Don’t get me wrong. I’m thrilled with Biden's plan, as far as it goes. As I said, it's lots of steps in the right direction. It just doesn't go far enough. It’s a good deal for America but not a big deal nor even an exceptionally good deal. Frankly, I was hoping for more.

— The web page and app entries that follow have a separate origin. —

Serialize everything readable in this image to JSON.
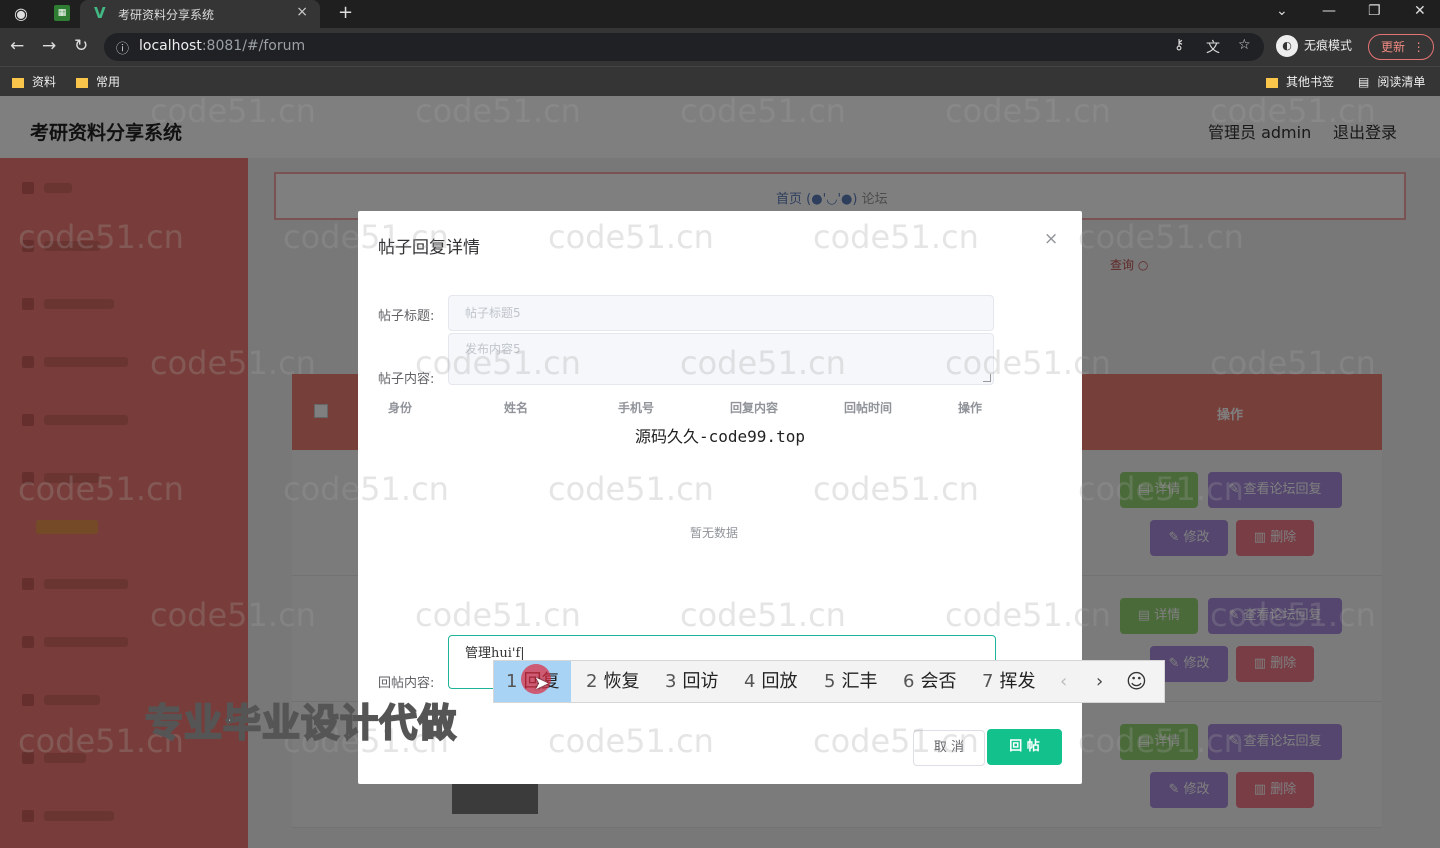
{
  "browser": {
    "tab_title": "考研资料分享系统",
    "tab_close": "×",
    "new_tab": "+",
    "url_host": "localhost",
    "url_rest": ":8081/#/forum",
    "incognito_label": "无痕模式",
    "update_label": "更新",
    "bookmarks": [
      "资料",
      "常用"
    ],
    "bookmarks_right": [
      "其他书签",
      "阅读清单"
    ]
  },
  "app": {
    "title": "考研资料分享系统",
    "user": "管理员 admin",
    "logout": "退出登录",
    "breadcrumb_home": "首页",
    "breadcrumb_sep": "(●'◡'●)",
    "breadcrumb_current": "论坛",
    "search_label": "查询",
    "table_op_header": "操作",
    "row_buttons": {
      "detail": "详情",
      "view_replies": "查看论坛回复",
      "edit": "修改",
      "delete": "删除"
    }
  },
  "dialog": {
    "title": "帖子回复详情",
    "close": "×",
    "post_title_label": "帖子标题:",
    "post_title_value": "帖子标题5",
    "post_content_label": "帖子内容:",
    "post_content_value": "发布内容5",
    "columns": [
      "身份",
      "姓名",
      "手机号",
      "回复内容",
      "回帖时间",
      "操作"
    ],
    "overlay_text": "源码久久-code99.top",
    "empty_text": "暂无数据",
    "reply_label": "回帖内容:",
    "reply_value": "管理hui'f|",
    "cancel": "取 消",
    "submit": "回 帖"
  },
  "ime": {
    "candidates": [
      {
        "n": "1",
        "text": "回复"
      },
      {
        "n": "2",
        "text": "恢复"
      },
      {
        "n": "3",
        "text": "回访"
      },
      {
        "n": "4",
        "text": "回放"
      },
      {
        "n": "5",
        "text": "汇丰"
      },
      {
        "n": "6",
        "text": "会否"
      },
      {
        "n": "7",
        "text": "挥发"
      }
    ],
    "prev": "‹",
    "next": "›",
    "emoji": "☺"
  },
  "promo_text": "专业毕业设计代做",
  "watermark": "code51.cn"
}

I don't mean to insult Reich but he's a Democratic Party activist and dances around the key point as every Democratic politician is. Biden is fucking us. The bill is not the solution we need to existential climate change. It's a step in the right direction. But it does not solve the problem and this is the only opportunity we will have to solve the problem since the Republicans are at least an even bet to take back the House next year-- because of half-assed Democratic bullshit like this-- and there is virtually no way New Hampshire Senator Maggie Hassan will be reelected (after voting against raising the minimum wage). That gives the GOP a 51-49 seat majority-- and you can count on Schumer to run Republican-lite, lesser of 2 evils candidates in Florida, Iowa, Pennsylvania, Wisconsin, North Carolina and Ohio, states Democrats could win... if real Democrats run (not the Kyrsten Sinema facsimilies Schumer is looking for). [By the way: real Democratic 2022 Senate candidates can be found and supported here.]
Biden is not offering the Green New Deal, which is precisely what the GOP is "accusing" him of doing. Net-zero emissions by 2030? I don't see it in the plan. Do you? The Thrive Act does; it's what AOC is talking about in the video up top. It's a visionary, decade-long $10 trillion program that actually solves the problems that Biden's plan tidies up a bit. It is meant to rapidly wean the U.S. off fossil fuels and to replace corroded water systems, remediate toxic industrial sites.

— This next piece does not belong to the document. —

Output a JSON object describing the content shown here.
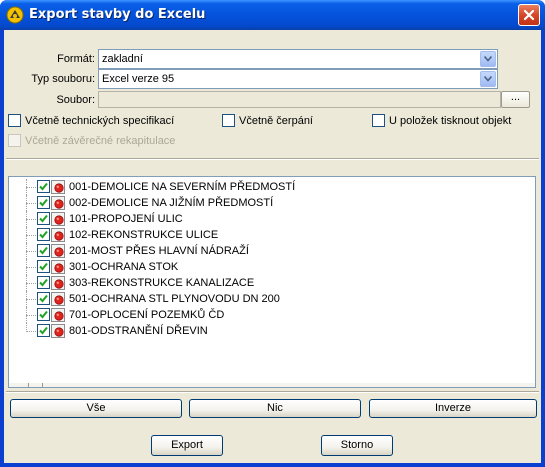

The original Thrive Act Resolution, introduced by Deb Haaland in the House last September, had 89 cosponsors. There's a big difference between $10 trillion and $2 trillion. Jason Call, a candidate for Congress in a northwest Washington district where the incumbent is a garden variety corporate Democrat who did not co-sponsor the Thrive Act and never would. Just now Jason told me what all progressives are thinking today-- not that most are afraid to say: "We find ourselves faced with the stark reality that the administration we have elected to lead us over the next 4-8 years simply does not have the vision, the clarity, the boldness, or the integrity to implement the systemic changes that are required to effectively tackle climate change. Scientists have thrown up all of the warning cries that any rational government would heed immediately: we are on the brink of irreversible environmental catastophe, right now. From Australia being on fire, to the capitalist assault on the Amazon rainforest, to the first-ever loss of glaciers in Iceland, to the wholesale commercial destruction of our oceans, how much more evidence do we need that we must reverse course. We cannot allow the profiteers to continue environmental devastation. We have the capacity to change-- where will we find the political will? It won't come from corporate Democrats, or anyone in the pocket of the polluting industries that currently hold power in Washington."